The month of March has already been quite devastating in terms of solar storm events. We have witnessed multiple solar flare eruptions that have caused blackouts in multiple regions. There were also a few solar storms, with the most intense one peaking at a G2-category storm. But in two days’ time, things can go much worse for the Earth. The vernal equinox will arrive on March 21. And based on historical data, this is the time of the year when our planet suffers the most powerful solar storms. But why is that? Check details.
According to a report by SpaceWeather.com, it was mentioned that solar storms love equinox. The report stated, “The vernal equinox is only 3 days away. That’s good news, because auroras love equinoxes. Researchers call it the “Russell-McPherron effect.” At this time of year, cracks form in Earth’s magnetic field. Even a weak stream of solar wind can penetrate to spark a good display”.
Solar storms love equinox

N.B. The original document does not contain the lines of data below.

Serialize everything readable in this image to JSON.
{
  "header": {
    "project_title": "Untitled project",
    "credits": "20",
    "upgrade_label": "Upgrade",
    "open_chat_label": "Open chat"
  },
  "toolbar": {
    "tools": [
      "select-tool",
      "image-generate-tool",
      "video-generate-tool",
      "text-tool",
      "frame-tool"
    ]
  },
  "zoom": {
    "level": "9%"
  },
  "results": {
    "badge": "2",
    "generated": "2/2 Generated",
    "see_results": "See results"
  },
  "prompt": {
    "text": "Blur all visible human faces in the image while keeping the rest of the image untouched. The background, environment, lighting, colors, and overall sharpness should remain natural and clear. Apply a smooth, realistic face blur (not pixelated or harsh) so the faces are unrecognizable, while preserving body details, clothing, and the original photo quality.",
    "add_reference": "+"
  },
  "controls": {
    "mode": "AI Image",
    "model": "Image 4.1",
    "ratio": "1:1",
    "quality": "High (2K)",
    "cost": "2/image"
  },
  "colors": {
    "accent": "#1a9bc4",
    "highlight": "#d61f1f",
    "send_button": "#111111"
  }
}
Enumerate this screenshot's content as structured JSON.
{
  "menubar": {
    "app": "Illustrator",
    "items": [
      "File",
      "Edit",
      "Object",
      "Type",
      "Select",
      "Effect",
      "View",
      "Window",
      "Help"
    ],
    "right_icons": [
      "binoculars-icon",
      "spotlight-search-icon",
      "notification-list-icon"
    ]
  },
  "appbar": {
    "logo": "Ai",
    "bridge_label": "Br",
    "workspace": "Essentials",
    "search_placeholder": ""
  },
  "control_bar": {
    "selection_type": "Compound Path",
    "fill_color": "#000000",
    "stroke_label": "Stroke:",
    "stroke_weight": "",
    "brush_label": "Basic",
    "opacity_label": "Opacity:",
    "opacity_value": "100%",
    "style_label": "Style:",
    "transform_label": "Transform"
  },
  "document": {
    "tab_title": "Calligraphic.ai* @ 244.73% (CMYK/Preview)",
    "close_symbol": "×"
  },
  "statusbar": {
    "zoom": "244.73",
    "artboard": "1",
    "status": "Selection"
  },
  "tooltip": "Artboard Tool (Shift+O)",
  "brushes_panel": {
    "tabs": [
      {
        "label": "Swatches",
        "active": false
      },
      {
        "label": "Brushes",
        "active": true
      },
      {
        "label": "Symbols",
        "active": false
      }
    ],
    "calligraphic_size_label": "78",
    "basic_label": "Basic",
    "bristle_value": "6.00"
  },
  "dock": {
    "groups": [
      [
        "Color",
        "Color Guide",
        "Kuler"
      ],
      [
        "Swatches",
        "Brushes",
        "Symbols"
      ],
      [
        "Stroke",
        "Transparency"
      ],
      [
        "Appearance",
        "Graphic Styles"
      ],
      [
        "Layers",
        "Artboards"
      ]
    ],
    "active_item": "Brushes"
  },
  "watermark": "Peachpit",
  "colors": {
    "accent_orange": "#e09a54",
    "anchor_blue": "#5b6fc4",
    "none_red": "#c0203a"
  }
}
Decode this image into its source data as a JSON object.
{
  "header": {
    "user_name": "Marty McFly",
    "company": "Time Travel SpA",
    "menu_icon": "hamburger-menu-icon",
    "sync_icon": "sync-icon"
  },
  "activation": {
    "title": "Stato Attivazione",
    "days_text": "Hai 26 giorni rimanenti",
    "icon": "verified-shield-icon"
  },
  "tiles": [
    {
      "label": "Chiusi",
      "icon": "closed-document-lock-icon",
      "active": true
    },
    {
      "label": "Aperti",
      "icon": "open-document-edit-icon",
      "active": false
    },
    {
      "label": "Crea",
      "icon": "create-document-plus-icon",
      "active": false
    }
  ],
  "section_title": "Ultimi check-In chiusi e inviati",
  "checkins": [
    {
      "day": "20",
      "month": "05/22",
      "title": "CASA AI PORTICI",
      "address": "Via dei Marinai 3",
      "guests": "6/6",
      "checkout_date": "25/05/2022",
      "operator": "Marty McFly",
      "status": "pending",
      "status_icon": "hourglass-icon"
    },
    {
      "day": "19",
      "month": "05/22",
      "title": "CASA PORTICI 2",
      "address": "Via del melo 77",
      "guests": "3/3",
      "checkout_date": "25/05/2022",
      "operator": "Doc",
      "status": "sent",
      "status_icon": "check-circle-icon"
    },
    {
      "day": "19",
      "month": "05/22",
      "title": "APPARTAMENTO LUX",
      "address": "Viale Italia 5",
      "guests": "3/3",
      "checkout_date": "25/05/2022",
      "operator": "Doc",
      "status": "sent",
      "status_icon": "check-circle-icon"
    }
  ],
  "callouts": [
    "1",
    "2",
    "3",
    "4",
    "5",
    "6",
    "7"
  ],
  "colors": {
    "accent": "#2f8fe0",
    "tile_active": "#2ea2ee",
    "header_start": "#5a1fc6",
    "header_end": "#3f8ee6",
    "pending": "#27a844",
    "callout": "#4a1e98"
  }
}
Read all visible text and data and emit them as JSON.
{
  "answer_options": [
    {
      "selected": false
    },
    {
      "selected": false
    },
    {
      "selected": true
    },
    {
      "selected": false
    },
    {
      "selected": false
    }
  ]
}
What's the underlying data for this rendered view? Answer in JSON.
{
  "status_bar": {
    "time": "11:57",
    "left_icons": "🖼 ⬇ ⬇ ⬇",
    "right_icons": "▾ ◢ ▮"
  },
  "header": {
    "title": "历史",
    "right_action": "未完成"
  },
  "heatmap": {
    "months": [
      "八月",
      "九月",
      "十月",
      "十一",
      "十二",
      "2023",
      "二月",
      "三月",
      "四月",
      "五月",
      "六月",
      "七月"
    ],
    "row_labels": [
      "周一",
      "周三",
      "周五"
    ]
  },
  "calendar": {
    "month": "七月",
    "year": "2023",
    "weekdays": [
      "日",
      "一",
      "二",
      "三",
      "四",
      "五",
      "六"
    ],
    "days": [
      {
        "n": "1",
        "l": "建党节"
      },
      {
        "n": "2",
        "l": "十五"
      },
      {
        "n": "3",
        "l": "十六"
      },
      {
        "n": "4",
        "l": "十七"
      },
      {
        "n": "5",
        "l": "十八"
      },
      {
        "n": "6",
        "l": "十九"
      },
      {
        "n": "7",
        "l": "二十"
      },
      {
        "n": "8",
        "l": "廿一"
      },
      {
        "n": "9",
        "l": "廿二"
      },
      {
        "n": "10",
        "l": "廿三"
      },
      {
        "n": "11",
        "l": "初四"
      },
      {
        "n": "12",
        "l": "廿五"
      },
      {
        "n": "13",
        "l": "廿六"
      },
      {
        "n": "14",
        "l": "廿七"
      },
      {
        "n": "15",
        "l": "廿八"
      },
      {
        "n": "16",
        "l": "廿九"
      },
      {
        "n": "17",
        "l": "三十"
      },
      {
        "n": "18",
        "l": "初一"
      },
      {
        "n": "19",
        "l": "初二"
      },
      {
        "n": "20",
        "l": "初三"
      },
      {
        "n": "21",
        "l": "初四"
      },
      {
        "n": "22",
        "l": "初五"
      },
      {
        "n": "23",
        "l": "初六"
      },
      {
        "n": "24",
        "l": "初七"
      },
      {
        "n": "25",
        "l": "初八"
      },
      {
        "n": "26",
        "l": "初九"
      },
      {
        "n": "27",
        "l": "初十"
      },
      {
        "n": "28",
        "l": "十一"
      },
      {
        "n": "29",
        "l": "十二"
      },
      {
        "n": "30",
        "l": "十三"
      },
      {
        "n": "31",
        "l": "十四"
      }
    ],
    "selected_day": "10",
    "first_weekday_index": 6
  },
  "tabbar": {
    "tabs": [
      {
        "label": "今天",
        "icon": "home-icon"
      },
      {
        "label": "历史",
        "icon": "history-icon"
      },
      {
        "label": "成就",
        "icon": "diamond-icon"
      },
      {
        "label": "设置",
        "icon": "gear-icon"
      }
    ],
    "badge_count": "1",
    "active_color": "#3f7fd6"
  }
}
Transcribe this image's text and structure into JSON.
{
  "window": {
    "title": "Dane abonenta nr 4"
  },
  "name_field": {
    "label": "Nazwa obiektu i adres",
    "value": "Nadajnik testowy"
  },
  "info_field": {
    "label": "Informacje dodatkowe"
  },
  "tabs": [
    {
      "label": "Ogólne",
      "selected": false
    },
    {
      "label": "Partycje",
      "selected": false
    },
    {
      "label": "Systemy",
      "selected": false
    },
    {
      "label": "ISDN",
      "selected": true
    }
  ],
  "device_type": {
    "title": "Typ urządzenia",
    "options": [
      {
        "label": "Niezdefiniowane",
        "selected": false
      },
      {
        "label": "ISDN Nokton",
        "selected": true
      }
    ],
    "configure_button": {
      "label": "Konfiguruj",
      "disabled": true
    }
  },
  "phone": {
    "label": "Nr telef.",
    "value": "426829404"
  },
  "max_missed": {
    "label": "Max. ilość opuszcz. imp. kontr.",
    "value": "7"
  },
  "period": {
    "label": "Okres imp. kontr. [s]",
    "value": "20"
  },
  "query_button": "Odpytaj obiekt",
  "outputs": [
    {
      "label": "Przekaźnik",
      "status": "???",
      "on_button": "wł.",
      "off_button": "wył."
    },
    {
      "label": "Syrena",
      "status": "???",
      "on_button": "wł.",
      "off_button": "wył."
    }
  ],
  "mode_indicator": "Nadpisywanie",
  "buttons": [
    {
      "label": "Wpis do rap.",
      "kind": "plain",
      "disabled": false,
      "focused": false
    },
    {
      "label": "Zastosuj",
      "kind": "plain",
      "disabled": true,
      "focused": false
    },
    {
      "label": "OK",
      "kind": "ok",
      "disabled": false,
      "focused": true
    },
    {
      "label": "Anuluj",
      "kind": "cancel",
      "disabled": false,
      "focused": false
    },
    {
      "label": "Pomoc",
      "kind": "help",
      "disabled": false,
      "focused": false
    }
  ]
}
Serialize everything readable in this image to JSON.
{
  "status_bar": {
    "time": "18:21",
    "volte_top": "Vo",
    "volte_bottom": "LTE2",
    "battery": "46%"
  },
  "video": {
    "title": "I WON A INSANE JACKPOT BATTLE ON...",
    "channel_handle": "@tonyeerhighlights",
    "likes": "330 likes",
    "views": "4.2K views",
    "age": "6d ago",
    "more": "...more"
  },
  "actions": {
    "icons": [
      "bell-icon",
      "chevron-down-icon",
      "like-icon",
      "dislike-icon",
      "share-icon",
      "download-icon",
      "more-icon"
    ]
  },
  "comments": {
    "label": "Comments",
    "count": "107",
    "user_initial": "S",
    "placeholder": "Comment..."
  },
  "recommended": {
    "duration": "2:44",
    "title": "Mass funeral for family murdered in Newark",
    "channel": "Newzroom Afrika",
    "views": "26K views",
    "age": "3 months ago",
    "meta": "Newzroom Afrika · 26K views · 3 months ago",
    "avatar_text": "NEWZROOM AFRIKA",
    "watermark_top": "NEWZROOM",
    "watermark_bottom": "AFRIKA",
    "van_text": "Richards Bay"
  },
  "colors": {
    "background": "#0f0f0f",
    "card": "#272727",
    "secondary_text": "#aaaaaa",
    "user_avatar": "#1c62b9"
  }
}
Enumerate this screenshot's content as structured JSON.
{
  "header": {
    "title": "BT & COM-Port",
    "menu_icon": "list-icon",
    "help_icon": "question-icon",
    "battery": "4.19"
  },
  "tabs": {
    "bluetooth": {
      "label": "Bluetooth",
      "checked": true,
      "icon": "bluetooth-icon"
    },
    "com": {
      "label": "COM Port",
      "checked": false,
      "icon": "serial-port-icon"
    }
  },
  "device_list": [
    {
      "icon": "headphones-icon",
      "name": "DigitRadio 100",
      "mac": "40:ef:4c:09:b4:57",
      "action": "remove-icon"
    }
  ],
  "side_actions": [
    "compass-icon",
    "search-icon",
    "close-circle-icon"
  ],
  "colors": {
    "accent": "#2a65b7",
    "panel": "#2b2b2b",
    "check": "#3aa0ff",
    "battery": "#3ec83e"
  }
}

The vernal equinox is referred to as the spring equinox which occurs on March 21. On this day, the duration of day and night are equal in length (12 hours each) in both the hemispheres. This happens because on this day, the subsolar point passes through the equator. In simple terms, the Earth’s orientation brings it to a position where both the north and south poles are equidistant from the Sun. And this causes an interesting phenomenon.
The magnetic fields of Earth tend to weaken at higher altitudes during spring equinox because the field lines are directed towards the Sun which create openings for solar winds to escape into the atmosphere. If a solar storm were to be blasted on this day, it would face much less resistance getting inside the atmosphere than any other time of the year. As a result, even weak coronal mass ejections (CME) can cause a terrifying event.
There are quite a few sunspots active on the Sun, which also add to the concerns around a solar storm event on that day. If we did suffer a solar storm, the intensity could be strong enough to potentially damage satellites, break down mobile networks and internet services, cause power grid failures and corrupt sensitive ground-based electronics.
At the moment, it is difficult to tell whether a solar storm can come to the Earth on this day or not, and astronomers are keeping a watchful eye towards any activity on the Sun.